Post retirement, Tate has shown interest in competing in no-gi grappling matches, the first of which was against former MMA opponent Jessica Eye at Submission Underground 2, which Tate won in overtime. Tate has also signed a contract with Fox Sports, joining the UFC analytical desk for FS1. Tate was known for her extensive knowledge of ground-based arts, including wrestling, jiu-jitsu, and submission defense; her wrestling-heavy style lead to her first nickname, “Takedown”. In July 2011, Tate won the Strikeforce Bantamweight Championship by becoming the first woman to ever submit Marloes Coenen in an MMA bout. During her win at UFC 183, Tate out-grappled Olympic wrestling medalist Sara McMann. She is also noted for being the first fighter to escape Ronda Rousey’s armbar on multiple occasions. Following their first bout in March 2012, Rousey described Tate as “much more savvy on the ground than I anticipated.”

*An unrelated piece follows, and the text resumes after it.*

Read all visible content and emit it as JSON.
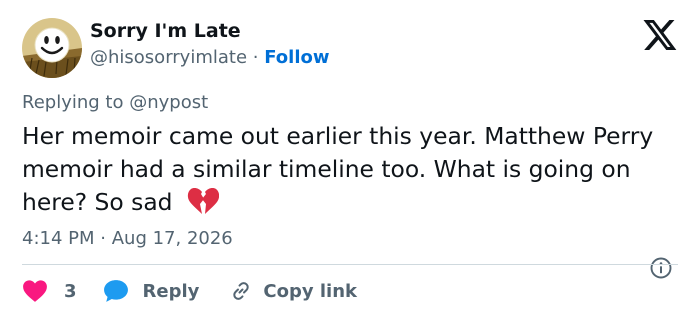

Tate was noted for her double-leg takedowns, usually performed by picking an opponent up while pressing them against the cage. From top position, she typically attacked from side control as opposed to mount; in a rear position, she would usually secure a body triangle and attack with strikes. Having won multiple titles in wrestling, Tate was well known for her power on the ground, which often allowed her to hold opponents in vulnerable positions. Tate has extensive training in Brazilian jiu-jitsu. When attacking from her guard, she usually attempted an armbar or a triangle choke. She employed a variety of submissions while grappling with opponents, including heel hooks, guillotines, and kimura locks. During her fight against Julie Kedzie, she also used a triangle to transition to mount. Numerous media outlets, including Yahoo! and FoxSports.com, described her ground game as “powerful” and “dominant,” noting that Tate’s opponents were often overwhelmed if taken down. Julie Kedzie typically avoided going to the ground with Tate throughout the duration of their fight. During their bout at UFC 168, Ronda Rousey repeatedly blocked and reversed Tate’s takedown attempts.
While standing, Tate typically used left jabs, left hooks, a right cross, an overhand right, and knees from a clinch. Tate’s technique has earned the admiration of numerous peers. Following their bout in April 2013, Cat Zingano stated, “To be honest, I looked up to Miesha since I started this sport.” Rousey has described Tate as “an amazing fighter.”